Please submit a one-page, single-spaced essay that explains why you have chosen your major, department or program. This essay should include the reasons why you’ve chosen the major, any goals or relevant work plans and any other information you would like us to know. If you are applying to more than one college or program, please mention each college or program you are applying to. Because our admission committees review applicants by college and programs, your essay can impact our final decision. Please do not exceed one page for this essay.
I firmly believe that there exists an inborn connection between the fields of mathematics and language. This understanding has always come to me intuitively, and yet every English teacher I’ve ever had has asserted his or her dislike or even downright loathing for numbers. My math teachers, too, often justify typos in handouts by saying, “That’s why I’m not an English teacher!” Only my Algebra II teacher in eighth grade, Ms. Steffero, confirmed my theory that the two disciplines can in fact coexist peacefully. Whenever I see any word, phrase, sentence, or paragraph, I immediately find myself searching for patterns and hidden meanings in the text. Perhaps there is a higher being that slips these hidden messages into the writings of humans and entertains itself by watching us puzzle over them. Every aspect of writing has special significance for me: I scrutinize sentence structure, capitalization, and even the spacing between words to see if I can extract another meaning from the combination of letters that lies before me. Couldn’t every sentence in existence arguably have been created by the proverbial monkey on a typewriter? Why, then, should there not be multiple meanings to every supposedly random sequence of letters and words? Gnikaeps sdrawkcab si rehtona tibah fo enim (speaking backwards is another habit of mine). By challenging our perceptions of the English language, I believe it is possible for humans to expand their linguistic capabilities. Words shouldn’t be interpreted linearly; they can take on multiple meanings, even beyond those of synonyms. My habits of rearranging, reorganizing, and reversing words have unquestionably strengthened my command of the English language. I can instantly glean certain facts about any word, including the number of letters it contains, most of its possible anagrams, and what it sounds like backwards. Believe it or not, these peculiar practices have helped me to recall the definitions of words more quickly and better guess the meanings of words I don’t yet know. My experiences in mathematical logic and cryptography courses taken through Johns Hopkins University’s Center for Talented Youth program one summer formed my initial interest in the field. The final exam for my cryptography class consisted of an all-day scavenger hunt that trailed through the campus’s bookstore, cafeteria, and library.
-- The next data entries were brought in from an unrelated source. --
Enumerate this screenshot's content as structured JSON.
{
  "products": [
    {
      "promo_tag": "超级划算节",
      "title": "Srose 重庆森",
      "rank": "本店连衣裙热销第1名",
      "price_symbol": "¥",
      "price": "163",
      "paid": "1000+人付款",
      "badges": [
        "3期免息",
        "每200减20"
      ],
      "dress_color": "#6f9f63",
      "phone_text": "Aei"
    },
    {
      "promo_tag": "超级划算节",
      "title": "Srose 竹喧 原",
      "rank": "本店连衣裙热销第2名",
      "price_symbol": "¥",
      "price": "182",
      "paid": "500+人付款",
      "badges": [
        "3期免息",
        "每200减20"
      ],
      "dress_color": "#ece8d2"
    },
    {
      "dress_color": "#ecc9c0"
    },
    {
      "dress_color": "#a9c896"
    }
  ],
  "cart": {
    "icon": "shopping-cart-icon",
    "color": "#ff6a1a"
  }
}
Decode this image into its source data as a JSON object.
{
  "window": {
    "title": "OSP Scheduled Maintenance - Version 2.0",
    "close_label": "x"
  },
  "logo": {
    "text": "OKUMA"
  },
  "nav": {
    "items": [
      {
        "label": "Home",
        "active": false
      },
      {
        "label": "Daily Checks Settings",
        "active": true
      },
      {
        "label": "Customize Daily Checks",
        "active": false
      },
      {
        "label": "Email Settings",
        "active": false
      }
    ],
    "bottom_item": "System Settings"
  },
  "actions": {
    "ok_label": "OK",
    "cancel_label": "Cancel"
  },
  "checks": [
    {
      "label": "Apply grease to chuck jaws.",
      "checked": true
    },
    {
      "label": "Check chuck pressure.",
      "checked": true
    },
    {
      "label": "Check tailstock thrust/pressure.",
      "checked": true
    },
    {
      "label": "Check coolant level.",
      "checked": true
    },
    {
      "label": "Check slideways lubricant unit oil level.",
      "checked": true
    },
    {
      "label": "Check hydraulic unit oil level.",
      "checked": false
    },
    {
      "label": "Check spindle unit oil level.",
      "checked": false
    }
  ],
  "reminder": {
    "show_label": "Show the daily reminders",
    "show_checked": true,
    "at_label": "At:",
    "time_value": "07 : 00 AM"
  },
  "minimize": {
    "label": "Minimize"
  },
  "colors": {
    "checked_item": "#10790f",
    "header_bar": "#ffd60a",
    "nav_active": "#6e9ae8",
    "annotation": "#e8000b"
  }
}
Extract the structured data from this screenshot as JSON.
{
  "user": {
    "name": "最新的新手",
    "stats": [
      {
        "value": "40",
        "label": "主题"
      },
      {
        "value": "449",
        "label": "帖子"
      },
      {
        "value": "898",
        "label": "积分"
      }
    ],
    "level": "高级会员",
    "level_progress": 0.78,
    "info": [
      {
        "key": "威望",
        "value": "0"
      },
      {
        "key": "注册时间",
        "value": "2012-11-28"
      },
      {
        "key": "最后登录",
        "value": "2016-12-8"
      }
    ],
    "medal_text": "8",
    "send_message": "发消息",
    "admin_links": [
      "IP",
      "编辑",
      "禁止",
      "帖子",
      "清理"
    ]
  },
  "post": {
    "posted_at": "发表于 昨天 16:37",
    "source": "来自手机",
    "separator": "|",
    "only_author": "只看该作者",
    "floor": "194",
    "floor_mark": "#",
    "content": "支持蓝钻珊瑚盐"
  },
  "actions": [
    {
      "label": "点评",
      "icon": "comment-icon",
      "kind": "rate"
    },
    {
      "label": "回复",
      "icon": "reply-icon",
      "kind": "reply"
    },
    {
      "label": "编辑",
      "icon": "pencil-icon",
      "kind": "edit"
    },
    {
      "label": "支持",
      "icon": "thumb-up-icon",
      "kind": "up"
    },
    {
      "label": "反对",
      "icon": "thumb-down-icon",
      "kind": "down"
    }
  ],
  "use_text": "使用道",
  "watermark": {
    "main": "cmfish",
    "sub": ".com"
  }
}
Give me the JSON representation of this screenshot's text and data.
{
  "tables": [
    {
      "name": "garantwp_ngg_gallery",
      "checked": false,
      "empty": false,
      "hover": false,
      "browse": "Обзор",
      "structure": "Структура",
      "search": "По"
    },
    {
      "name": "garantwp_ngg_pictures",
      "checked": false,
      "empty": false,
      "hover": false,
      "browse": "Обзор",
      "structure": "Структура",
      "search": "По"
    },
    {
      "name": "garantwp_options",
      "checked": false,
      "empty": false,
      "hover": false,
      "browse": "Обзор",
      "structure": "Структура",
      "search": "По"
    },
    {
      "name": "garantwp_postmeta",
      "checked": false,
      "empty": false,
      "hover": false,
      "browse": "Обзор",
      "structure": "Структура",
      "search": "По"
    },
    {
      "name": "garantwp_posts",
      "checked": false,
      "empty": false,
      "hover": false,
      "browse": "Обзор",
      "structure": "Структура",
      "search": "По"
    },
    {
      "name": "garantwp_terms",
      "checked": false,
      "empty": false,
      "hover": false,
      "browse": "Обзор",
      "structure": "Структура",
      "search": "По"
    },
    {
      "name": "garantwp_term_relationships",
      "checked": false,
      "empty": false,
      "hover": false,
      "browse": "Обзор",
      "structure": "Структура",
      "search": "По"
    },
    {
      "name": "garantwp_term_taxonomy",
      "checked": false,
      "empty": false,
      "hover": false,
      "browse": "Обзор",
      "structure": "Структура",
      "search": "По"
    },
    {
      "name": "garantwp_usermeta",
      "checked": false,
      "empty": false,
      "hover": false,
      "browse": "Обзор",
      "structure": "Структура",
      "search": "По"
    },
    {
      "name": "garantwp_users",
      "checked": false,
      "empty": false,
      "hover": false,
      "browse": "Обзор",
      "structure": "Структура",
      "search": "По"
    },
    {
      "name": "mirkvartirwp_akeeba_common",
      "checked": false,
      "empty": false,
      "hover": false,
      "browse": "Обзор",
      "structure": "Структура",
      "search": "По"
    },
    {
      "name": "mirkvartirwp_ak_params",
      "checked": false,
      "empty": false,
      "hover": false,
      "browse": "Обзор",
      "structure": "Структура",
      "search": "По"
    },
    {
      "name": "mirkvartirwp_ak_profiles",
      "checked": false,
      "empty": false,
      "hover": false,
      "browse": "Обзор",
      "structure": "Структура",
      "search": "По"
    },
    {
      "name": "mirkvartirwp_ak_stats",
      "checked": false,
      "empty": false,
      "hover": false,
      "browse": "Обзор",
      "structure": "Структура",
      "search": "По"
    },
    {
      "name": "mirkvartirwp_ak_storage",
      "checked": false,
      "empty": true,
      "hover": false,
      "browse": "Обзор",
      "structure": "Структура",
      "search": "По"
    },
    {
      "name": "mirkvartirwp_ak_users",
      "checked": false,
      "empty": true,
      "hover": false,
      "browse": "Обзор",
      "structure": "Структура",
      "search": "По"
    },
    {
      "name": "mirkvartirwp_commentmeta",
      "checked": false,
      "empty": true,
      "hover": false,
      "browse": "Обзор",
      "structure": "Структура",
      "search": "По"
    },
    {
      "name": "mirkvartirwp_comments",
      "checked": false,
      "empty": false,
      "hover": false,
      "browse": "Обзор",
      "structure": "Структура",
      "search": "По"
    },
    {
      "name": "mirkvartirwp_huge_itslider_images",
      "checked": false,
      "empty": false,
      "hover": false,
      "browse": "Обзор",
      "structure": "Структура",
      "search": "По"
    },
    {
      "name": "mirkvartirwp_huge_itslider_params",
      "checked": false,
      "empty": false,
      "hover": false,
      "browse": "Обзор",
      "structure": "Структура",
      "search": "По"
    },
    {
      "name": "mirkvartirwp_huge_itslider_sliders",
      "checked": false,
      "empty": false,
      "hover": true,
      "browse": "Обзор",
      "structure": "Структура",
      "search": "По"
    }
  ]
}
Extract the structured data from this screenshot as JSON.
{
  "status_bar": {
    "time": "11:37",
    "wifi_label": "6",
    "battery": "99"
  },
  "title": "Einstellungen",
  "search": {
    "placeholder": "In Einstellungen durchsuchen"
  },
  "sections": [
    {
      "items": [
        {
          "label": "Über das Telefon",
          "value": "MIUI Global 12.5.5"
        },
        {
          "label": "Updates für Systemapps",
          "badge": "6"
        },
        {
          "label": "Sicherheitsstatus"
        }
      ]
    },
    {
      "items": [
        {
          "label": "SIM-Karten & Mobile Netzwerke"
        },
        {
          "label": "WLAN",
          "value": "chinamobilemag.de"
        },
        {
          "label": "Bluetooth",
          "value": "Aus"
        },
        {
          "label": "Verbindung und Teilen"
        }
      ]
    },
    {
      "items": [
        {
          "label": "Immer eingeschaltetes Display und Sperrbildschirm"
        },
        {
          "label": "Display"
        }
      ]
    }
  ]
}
The journey culminated in my group’s excursion to the bottommost floor of the library, where we found and cracked a cipher detailed in Edgar Allan Poe’s short story, “The Gold-Bug.” This process of analytical thought and gradual discovery is what intrigues me about the field of cryptography, and has inspired me to prepare for a career in cryptanalysis by researching in mathematics, computer science, and linguistics as an undergraduate. A few years from now, if you stop to wonder who ensures the security of your e-mails, or to curse the aggravating puzzlemaker who wrote that cryptoquote you can’t solve, it might just be me. Because many different fields can lead to a career in cryptanalysis, I feel I would be able to pursue meaningful research and prepare for my field in a number of different Carnegie Mellon schools. My ideal study would be a Discrete Mathematics and Logic Concentration at the Mellon College of Science; the research opportunities offered to undergraduates at MCS would adequately prepare me for graduate work in cryptography before entering the workforce. Alternatively, a Bachelor of Science in Computer Science degree from the School of Computer Science, in addition to a minor in Linguistics or Language Technologies, would also ready me to pursue cryptanalysis. Lastly, studies in English and Linguistics at the College of Humanities and Social Sciences would give me the strong background in language necessary to analyze, create, and destroy ciphers.